In the ultimate, we are what we do, not what we say we are. We are not asked to absent ourselves from the market place. How could we do that when life revolves round it. But our behaviour in that market place might be a rule of thumb guide as to how far we are from the Kingdom of Heaven. There is the crucial test of whether or not our professed faith is translated into everyday living, or is simply for public display, like a framed certificate displayed in a prominent place on the wall.
Jesus saw that the Temple was being desecrated not because trade had been conducted there, but because in the conduct of that trade, deceit supplanted honesty, duplicity replaced trust.
Over the last decade or so, we have heard much of the merit of market values. It is in the market place, it is said, that worth is tested. The cynicism many feel towards this philosophy is not because markets are wicked places in themselves; on the contrary they may be exciting, exhilarating places, where good men and women come together.

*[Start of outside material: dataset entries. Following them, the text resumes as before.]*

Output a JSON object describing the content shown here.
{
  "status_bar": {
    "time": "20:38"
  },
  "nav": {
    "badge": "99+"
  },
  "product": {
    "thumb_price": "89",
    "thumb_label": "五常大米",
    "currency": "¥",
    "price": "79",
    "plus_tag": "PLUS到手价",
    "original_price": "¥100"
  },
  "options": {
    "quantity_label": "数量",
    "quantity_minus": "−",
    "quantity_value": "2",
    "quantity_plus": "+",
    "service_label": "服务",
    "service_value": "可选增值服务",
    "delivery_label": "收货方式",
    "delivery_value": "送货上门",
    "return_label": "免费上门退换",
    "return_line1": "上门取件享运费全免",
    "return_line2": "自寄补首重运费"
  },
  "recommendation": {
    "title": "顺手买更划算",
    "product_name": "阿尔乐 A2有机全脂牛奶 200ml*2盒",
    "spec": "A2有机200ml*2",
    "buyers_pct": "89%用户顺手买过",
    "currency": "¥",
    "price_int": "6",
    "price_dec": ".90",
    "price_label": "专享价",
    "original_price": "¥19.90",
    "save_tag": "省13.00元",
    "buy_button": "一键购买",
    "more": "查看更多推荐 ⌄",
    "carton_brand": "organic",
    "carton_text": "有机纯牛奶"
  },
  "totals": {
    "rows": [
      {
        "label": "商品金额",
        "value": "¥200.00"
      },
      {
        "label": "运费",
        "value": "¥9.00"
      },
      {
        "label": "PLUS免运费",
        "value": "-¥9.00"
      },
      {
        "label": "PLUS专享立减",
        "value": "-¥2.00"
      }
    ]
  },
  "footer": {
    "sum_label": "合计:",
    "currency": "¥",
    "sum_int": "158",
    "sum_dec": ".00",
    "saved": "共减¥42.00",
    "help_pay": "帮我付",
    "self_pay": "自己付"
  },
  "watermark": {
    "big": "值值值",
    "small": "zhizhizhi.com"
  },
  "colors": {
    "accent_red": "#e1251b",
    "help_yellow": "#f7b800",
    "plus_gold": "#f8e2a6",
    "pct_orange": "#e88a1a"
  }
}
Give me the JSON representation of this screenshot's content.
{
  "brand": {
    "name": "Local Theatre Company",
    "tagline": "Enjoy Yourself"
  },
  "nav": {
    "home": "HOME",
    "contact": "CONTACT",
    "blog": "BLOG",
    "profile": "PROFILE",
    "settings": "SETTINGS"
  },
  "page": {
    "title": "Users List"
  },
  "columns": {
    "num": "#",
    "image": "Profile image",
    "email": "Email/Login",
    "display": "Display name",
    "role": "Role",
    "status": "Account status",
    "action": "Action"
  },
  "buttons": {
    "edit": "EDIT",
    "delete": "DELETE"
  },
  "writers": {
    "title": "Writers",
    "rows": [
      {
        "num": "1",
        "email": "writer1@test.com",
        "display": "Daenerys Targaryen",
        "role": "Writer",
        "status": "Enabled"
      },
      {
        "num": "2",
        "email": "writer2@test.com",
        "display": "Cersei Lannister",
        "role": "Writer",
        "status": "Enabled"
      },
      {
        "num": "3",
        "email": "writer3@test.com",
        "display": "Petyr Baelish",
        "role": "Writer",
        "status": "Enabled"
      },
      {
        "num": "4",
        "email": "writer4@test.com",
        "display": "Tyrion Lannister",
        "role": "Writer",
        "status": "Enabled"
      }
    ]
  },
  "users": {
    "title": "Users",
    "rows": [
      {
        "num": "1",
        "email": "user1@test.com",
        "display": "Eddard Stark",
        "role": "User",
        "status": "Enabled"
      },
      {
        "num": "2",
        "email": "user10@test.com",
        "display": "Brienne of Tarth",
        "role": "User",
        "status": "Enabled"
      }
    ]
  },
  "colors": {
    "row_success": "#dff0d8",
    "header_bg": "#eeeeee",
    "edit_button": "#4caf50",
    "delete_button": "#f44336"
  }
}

It is because the ethics of the temple traders have so often appeared to take precedence over those of the woman whose measure was well-pressed down and over-flowing. Do the others, but don’t get done yourself.
The trader who tricks the customer, the customer who steals from the trader, illustrate the worst features of market values. Conversely, the fair trader and the honest customer illumine an aspect of love and trust to which Christians aspire.
Jesus was incensed by men, who in a Temple built for the worship of the highest, sought to defraud their fellows. So too, if in our professed beliefs we expound the truth, yet live the false, we deserve the scorn of our contemporaries.
Jesus pointed out that what he titled the Kingdom of God was not some far off place, but was present in our daily lives. When truth replaces falsehood, then trust will dislodge misgiving. When measures are pressed down, full and brimming over, we demonstrate in a practical fashion our love for one another.
The hymnist reminds us that “… who sows the false shall reap the vain”.
The test God obliges us to sit, as to who and what we really are, is a practical one, set anew every day. It is not a theoretical written paper, answer any four questions from eight and complete only on a Sunday. The practical examination occurs in the markets of everyday life, rather than in the cloistered setting of the Church or Chapel.
To paraphrase Paul, I may have faith enough to move mountains, my attendance at worship may be exemplary, but if I give short measure, if I cheat my colleague, then my profession of Christian beliefs will sound pretty hollow.
True market values are about human behaviour rather than those which control monetary exchange. In the vocabulary of the market, competition is said to loom large. But under the same initial letter of competition may be found other words beginning with “c” appropriate to a good life.
Words such as compassion, concern, co-operation, Christianity, and charity. These are the words one associates with true living. The words criminality, cheating and calumny should have no place in our relationships one with another.
The extent to which charity replaces cheating will determine whether the market place is to be applauded or condemned. The market is not merely a commercial forum.
It is a crucible wherein faith is put on trial. A crucible which separates the precious metal from the dross.
C.J. Rosling 15 November 1987
Revised 5 January 1991, April 1995, September 2003
Fulwood 15 Nov. 1987; 23 April 1995
Mexborough 22 Nov. 1987; 24 September 1995
Upper 6 Jan. 1991
Hucklow 3 September 1995; 21 September 2003
Chesterfield 13 April 1997
Doncaster 7 December 1997